Pre-print: https://www.biorxiv.org/content/10.1101/802629v6

 

 

 

 

 

 

Josha Vogelstein
Joshua T. Vogelstein, PhD
Assistant Professor
Institute for Computational Medicine
Center for Imaging Science
Institute for Data Intensive Engineering and Sciences
Johns Hopkins University
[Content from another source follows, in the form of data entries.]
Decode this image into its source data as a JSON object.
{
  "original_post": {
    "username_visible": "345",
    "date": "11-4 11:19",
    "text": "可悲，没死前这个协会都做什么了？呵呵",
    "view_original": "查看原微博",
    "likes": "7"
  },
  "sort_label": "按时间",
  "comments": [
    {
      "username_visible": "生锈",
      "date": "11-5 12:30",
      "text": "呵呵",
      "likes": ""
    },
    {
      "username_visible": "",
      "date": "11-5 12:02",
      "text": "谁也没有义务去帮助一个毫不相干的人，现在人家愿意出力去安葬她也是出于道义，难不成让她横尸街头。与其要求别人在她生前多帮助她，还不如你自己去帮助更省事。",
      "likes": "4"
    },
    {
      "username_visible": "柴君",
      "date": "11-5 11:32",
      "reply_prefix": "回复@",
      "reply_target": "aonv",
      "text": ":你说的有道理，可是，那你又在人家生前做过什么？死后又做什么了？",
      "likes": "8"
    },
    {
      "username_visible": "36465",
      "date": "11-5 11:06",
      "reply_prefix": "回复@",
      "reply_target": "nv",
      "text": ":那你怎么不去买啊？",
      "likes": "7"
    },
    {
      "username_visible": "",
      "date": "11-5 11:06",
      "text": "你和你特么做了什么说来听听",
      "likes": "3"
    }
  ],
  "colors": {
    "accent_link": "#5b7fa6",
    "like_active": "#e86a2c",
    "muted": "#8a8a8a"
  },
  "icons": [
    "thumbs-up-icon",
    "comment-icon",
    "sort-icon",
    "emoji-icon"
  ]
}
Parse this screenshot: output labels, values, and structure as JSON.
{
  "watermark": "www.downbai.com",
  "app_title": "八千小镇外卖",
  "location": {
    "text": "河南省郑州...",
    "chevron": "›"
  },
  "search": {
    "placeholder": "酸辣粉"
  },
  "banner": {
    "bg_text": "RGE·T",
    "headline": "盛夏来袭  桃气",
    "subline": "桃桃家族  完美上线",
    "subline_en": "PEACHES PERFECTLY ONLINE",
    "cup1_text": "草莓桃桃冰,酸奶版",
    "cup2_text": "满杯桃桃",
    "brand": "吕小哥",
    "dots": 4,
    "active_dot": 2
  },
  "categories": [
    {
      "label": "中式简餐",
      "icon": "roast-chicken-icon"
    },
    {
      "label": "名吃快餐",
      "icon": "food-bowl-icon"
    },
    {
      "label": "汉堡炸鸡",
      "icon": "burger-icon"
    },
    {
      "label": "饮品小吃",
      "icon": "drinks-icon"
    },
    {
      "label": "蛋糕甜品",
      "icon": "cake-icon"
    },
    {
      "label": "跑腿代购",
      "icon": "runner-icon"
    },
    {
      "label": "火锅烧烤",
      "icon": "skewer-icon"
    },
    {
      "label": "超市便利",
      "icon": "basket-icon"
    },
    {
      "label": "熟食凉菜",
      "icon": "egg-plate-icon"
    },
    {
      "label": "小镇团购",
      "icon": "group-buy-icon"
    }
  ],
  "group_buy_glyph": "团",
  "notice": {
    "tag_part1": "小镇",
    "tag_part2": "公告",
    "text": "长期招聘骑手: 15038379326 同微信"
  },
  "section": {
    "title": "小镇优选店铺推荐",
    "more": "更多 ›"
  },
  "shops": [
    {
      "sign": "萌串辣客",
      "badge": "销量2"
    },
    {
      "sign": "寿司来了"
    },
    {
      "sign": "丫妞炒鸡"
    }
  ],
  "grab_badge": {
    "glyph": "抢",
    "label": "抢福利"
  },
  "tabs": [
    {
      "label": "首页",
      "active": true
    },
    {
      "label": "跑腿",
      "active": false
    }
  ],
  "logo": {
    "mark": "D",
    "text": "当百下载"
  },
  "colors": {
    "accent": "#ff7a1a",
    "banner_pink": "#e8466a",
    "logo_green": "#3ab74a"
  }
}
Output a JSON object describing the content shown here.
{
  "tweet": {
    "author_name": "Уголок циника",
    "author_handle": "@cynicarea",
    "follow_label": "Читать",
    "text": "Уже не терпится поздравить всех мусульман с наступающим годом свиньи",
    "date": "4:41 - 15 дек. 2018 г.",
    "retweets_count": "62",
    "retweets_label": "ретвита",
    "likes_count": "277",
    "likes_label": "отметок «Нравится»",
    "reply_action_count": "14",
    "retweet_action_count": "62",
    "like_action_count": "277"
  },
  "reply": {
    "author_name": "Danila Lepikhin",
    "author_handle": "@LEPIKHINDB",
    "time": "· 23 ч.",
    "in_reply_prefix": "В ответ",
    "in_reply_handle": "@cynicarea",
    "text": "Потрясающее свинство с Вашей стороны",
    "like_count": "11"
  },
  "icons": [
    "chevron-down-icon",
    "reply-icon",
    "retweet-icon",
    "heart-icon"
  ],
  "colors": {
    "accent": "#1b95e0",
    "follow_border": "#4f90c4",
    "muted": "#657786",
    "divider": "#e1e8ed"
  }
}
Joshua Vogelstein – Eliminating accidental deviations to minimize generalization error: applications in connectomics and genomics